>>>>

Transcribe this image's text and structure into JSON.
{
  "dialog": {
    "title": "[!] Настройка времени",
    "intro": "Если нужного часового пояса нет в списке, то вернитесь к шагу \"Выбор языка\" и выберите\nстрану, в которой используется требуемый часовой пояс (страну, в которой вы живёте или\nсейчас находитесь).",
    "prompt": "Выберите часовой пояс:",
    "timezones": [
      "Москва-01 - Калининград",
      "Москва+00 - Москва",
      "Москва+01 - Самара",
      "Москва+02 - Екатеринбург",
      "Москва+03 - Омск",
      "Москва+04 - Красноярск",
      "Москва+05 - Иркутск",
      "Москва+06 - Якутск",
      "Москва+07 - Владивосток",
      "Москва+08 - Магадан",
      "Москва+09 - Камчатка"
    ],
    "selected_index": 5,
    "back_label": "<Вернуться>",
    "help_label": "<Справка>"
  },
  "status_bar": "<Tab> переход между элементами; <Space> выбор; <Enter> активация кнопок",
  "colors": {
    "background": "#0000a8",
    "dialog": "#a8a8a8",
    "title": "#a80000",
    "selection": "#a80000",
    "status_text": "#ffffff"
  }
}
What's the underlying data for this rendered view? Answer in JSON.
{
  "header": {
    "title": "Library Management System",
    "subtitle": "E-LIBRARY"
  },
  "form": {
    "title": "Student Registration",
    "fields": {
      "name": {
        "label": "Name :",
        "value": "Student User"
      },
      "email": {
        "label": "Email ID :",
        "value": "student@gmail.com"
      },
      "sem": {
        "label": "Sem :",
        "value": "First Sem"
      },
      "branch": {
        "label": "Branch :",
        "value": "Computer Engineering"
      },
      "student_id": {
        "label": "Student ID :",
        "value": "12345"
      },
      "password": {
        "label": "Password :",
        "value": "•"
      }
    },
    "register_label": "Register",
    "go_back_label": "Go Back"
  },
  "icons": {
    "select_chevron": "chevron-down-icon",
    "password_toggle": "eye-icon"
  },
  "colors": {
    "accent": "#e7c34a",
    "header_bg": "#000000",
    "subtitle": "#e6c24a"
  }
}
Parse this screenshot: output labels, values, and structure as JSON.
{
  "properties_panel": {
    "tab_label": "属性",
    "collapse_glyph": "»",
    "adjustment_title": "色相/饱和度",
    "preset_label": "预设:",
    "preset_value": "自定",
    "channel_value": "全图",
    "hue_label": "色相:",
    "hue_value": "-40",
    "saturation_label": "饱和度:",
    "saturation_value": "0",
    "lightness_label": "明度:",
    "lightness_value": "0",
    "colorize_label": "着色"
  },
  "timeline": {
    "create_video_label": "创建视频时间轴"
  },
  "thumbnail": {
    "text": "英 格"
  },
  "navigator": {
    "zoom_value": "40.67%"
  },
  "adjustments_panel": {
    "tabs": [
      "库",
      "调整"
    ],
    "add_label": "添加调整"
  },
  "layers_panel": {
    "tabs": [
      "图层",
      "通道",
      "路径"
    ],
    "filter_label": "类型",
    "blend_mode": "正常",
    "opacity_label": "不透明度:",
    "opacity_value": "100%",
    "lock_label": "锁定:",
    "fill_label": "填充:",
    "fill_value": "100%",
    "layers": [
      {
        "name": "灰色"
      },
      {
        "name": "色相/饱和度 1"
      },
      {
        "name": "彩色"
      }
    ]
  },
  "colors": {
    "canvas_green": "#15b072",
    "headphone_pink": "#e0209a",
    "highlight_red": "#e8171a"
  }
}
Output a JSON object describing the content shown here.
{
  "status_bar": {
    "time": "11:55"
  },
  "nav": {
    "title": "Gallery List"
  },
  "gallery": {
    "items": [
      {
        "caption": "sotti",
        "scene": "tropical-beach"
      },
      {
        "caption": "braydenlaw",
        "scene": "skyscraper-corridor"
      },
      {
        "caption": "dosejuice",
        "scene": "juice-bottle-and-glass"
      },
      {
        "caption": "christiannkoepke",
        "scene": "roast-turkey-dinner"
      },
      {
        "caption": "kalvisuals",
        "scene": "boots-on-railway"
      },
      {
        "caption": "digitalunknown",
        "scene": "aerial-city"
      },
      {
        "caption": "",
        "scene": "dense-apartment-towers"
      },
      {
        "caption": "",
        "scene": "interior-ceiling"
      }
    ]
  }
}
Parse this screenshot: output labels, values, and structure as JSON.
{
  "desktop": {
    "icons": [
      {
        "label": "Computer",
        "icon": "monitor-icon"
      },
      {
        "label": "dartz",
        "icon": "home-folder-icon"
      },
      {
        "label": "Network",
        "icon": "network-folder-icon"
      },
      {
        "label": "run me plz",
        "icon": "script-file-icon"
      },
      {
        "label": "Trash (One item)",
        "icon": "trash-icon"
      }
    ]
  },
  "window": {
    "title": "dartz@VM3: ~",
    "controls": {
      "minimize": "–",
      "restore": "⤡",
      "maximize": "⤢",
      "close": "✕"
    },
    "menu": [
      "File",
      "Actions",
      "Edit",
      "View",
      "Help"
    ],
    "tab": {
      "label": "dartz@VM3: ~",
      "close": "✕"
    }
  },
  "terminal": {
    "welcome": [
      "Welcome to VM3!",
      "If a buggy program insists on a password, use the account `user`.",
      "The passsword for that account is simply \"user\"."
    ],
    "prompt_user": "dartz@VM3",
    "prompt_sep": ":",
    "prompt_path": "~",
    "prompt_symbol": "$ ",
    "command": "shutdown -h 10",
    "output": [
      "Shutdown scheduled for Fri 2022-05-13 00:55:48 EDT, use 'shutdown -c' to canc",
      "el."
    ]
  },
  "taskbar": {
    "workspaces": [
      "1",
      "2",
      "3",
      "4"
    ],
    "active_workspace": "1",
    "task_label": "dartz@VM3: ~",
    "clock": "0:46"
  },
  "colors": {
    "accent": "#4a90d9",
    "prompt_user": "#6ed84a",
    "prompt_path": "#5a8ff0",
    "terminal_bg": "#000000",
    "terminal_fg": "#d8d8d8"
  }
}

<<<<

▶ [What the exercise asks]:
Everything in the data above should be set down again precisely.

▶ [Response for this exercise]:
Transcribe this image's text and structure into JSON.
{
  "dialog": {
    "title": "[!] Настройка времени",
    "intro": "Если нужного часового пояса нет в списке, то вернитесь к шагу \"Выбор языка\" и выберите\nстрану, в которой используется требуемый часовой пояс (страну, в которой вы живёте или\nсейчас находитесь).",
    "prompt": "Выберите часовой пояс:",
    "timezones": [
      "Москва-01 - Калининград",
      "Москва+00 - Москва",
      "Москва+01 - Самара",
      "Москва+02 - Екатеринбург",
      "Москва+03 - Омск",
      "Москва+04 - Красноярск",
      "Москва+05 - Иркутск",
      "Москва+06 - Якутск",
      "Москва+07 - Владивосток",
      "Москва+08 - Магадан",
      "Москва+09 - Камчатка"
    ],
    "selected_index": 5,
    "back_label": "<Вернуться>",
    "help_label": "<Справка>"
  },
  "status_bar": "<Tab> переход между элементами; <Space> выбор; <Enter> активация кнопок",
  "colors": {
    "background": "#0000a8",
    "dialog": "#a8a8a8",
    "title": "#a80000",
    "selection": "#a80000",
    "status_text": "#ffffff"
  }
}
What's the underlying data for this rendered view? Answer in JSON.
{
  "header": {
    "title": "Library Management System",
    "subtitle": "E-LIBRARY"
  },
  "form": {
    "title": "Student Registration",
    "fields": {
      "name": {
        "label": "Name :",
        "value": "Student User"
      },
      "email": {
        "label": "Email ID :",
        "value": "student@gmail.com"
      },
      "sem": {
        "label": "Sem :",
        "value": "First Sem"
      },
      "branch": {
        "label": "Branch :",
        "value": "Computer Engineering"
      },
      "student_id": {
        "label": "Student ID :",
        "value": "12345"
      },
      "password": {
        "label": "Password :",
        "value": "•"
      }
    },
    "register_label": "Register",
    "go_back_label": "Go Back"
  },
  "icons": {
    "select_chevron": "chevron-down-icon",
    "password_toggle": "eye-icon"
  },
  "colors": {
    "accent": "#e7c34a",
    "header_bg": "#000000",
    "subtitle": "#e6c24a"
  }
}
Parse this screenshot: output labels, values, and structure as JSON.
{
  "properties_panel": {
    "tab_label": "属性",
    "collapse_glyph": "»",
    "adjustment_title": "色相/饱和度",
    "preset_label": "预设:",
    "preset_value": "自定",
    "channel_value": "全图",
    "hue_label": "色相:",
    "hue_value": "-40",
    "saturation_label": "饱和度:",
    "saturation_value": "0",
    "lightness_label": "明度:",
    "lightness_value": "0",
    "colorize_label": "着色"
  },
  "timeline": {
    "create_video_label": "创建视频时间轴"
  },
  "thumbnail": {
    "text": "英 格"
  },
  "navigator": {
    "zoom_value": "40.67%"
  },
  "adjustments_panel": {
    "tabs": [
      "库",
      "调整"
    ],
    "add_label": "添加调整"
  },
  "layers_panel": {
    "tabs": [
      "图层",
      "通道",
      "路径"
    ],
    "filter_label": "类型",
    "blend_mode": "正常",
    "opacity_label": "不透明度:",
    "opacity_value": "100%",
    "lock_label": "锁定:",
    "fill_label": "填充:",
    "fill_value": "100%",
    "layers": [
      {
        "name": "灰色"
      },
      {
        "name": "色相/饱和度 1"
      },
      {
        "name": "彩色"
      }
    ]
  },
  "colors": {
    "canvas_green": "#15b072",
    "headphone_pink": "#e0209a",
    "highlight_red": "#e8171a"
  }
}
Output a JSON object describing the content shown here.
{
  "status_bar": {
    "time": "11:55"
  },
  "nav": {
    "title": "Gallery List"
  },
  "gallery": {
    "items": [
      {
        "caption": "sotti",
        "scene": "tropical-beach"
      },
      {
        "caption": "braydenlaw",
        "scene": "skyscraper-corridor"
      },
      {
        "caption": "dosejuice",
        "scene": "juice-bottle-and-glass"
      },
      {
        "caption": "christiannkoepke",
        "scene": "roast-turkey-dinner"
      },
      {
        "caption": "kalvisuals",
        "scene": "boots-on-railway"
      },
      {
        "caption": "digitalunknown",
        "scene": "aerial-city"
      },
      {
        "caption": "",
        "scene": "dense-apartment-towers"
      },
      {
        "caption": "",
        "scene": "interior-ceiling"
      }
    ]
  }
}
Parse this screenshot: output labels, values, and structure as JSON.
{
  "desktop": {
    "icons": [
      {
        "label": "Computer",
        "icon": "monitor-icon"
      },
      {
        "label": "dartz",
        "icon": "home-folder-icon"
      },
      {
        "label": "Network",
        "icon": "network-folder-icon"
      },
      {
        "label": "run me plz",
        "icon": "script-file-icon"
      },
      {
        "label": "Trash (One item)",
        "icon": "trash-icon"
      }
    ]
  },
  "window": {
    "title": "dartz@VM3: ~",
    "controls": {
      "minimize": "–",
      "restore": "⤡",
      "maximize": "⤢",
      "close": "✕"
    },
    "menu": [
      "File",
      "Actions",
      "Edit",
      "View",
      "Help"
    ],
    "tab": {
      "label": "dartz@VM3: ~",
      "close": "✕"
    }
  },
  "terminal": {
    "welcome": [
      "Welcome to VM3!",
      "If a buggy program insists on a password, use the account `user`.",
      "The passsword for that account is simply \"user\"."
    ],
    "prompt_user": "dartz@VM3",
    "prompt_sep": ":",
    "prompt_path": "~",
    "prompt_symbol": "$ ",
    "command": "shutdown -h 10",
    "output": [
      "Shutdown scheduled for Fri 2022-05-13 00:55:48 EDT, use 'shutdown -c' to canc",
      "el."
    ]
  },
  "taskbar": {
    "workspaces": [
      "1",
      "2",
      "3",
      "4"
    ],
    "active_workspace": "1",
    "task_label": "dartz@VM3: ~",
    "clock": "0:46"
  },
  "colors": {
    "accent": "#4a90d9",
    "prompt_user": "#6ed84a",
    "prompt_path": "#5a8ff0",
    "terminal_bg": "#000000",
    "terminal_fg": "#d8d8d8"
  }
}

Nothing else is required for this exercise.